Listed records ▸
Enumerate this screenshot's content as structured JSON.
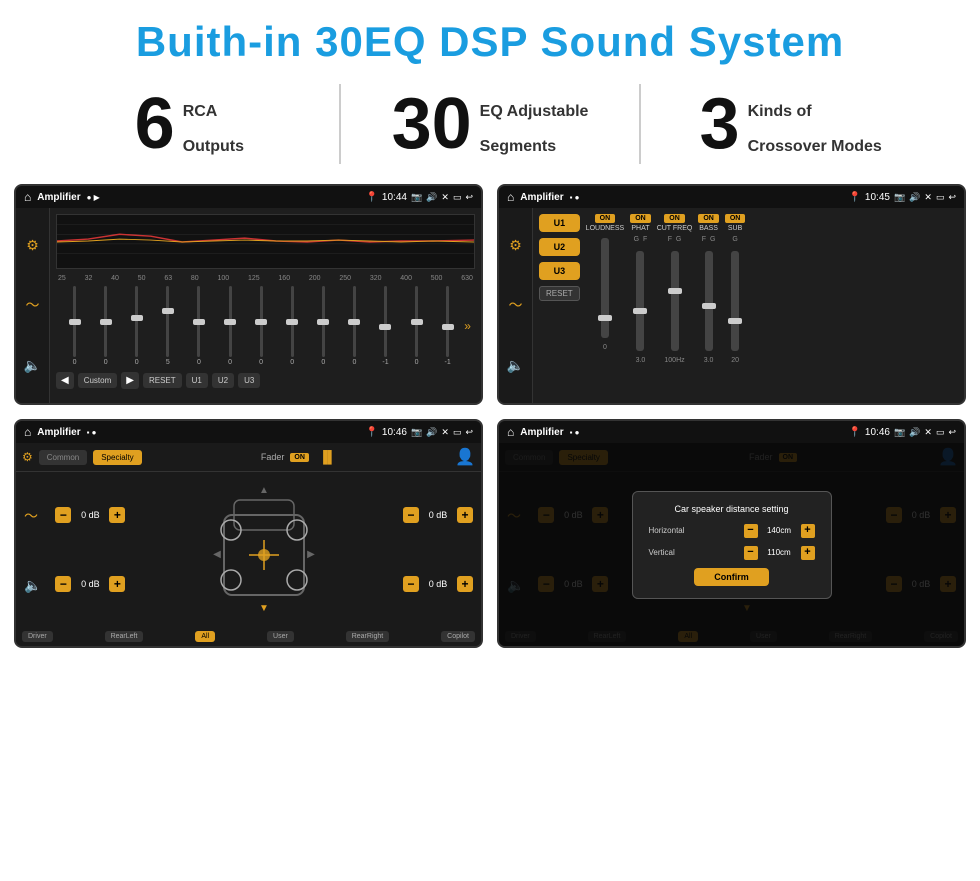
{
  "header": {
    "title": "Buith-in 30EQ DSP Sound System"
  },
  "stats": [
    {
      "number": "6",
      "text_line1": "RCA",
      "text_line2": "Outputs"
    },
    {
      "number": "30",
      "text_line1": "EQ Adjustable",
      "text_line2": "Segments"
    },
    {
      "number": "3",
      "text_line1": "Kinds of",
      "text_line2": "Crossover Modes"
    }
  ],
  "screen1": {
    "title": "Amplifier",
    "time": "10:44",
    "eq_freqs": [
      "25",
      "32",
      "40",
      "50",
      "63",
      "80",
      "100",
      "125",
      "160",
      "200",
      "250",
      "320",
      "400",
      "500",
      "630"
    ],
    "eq_values": [
      "0",
      "0",
      "0",
      "5",
      "0",
      "0",
      "0",
      "0",
      "0",
      "0",
      "-1",
      "0",
      "-1"
    ],
    "mode_label": "Custom",
    "buttons": [
      "RESET",
      "U1",
      "U2",
      "U3"
    ]
  },
  "screen2": {
    "title": "Amplifier",
    "time": "10:45",
    "presets": [
      "U1",
      "U2",
      "U3"
    ],
    "channels": [
      {
        "label": "LOUDNESS",
        "on": true,
        "value": "ON"
      },
      {
        "label": "PHAT",
        "on": true,
        "value": "ON"
      },
      {
        "label": "CUT FREQ",
        "on": true,
        "value": "ON"
      },
      {
        "label": "BASS",
        "on": true,
        "value": "ON"
      },
      {
        "label": "SUB",
        "on": true,
        "value": "ON"
      }
    ],
    "reset_label": "RESET"
  },
  "screen3": {
    "title": "Amplifier",
    "time": "10:46",
    "tabs": [
      "Common",
      "Specialty"
    ],
    "active_tab": "Specialty",
    "fader_label": "Fader",
    "fader_on": "ON",
    "vol_rows": [
      {
        "value": "0 dB"
      },
      {
        "value": "0 dB"
      },
      {
        "value": "0 dB"
      },
      {
        "value": "0 dB"
      }
    ],
    "bottom_labels": [
      "Driver",
      "RearLeft",
      "All",
      "User",
      "RearRight",
      "Copilot"
    ]
  },
  "screen4": {
    "title": "Amplifier",
    "time": "10:46",
    "tabs": [
      "Common",
      "Specialty"
    ],
    "active_tab": "Specialty",
    "fader_on": "ON",
    "dialog": {
      "title": "Car speaker distance setting",
      "fields": [
        {
          "label": "Horizontal",
          "value": "140cm"
        },
        {
          "label": "Vertical",
          "value": "110cm"
        }
      ],
      "confirm_label": "Confirm"
    },
    "bottom_labels": [
      "Driver",
      "RearLeft",
      "All",
      "User",
      "RearRight",
      "Copilot"
    ]
  }
}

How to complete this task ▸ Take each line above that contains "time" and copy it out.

Solution for this task ▸
    "time": "10:44",
    "time": "10:45",
    "time": "10:46",
    "time": "10:46",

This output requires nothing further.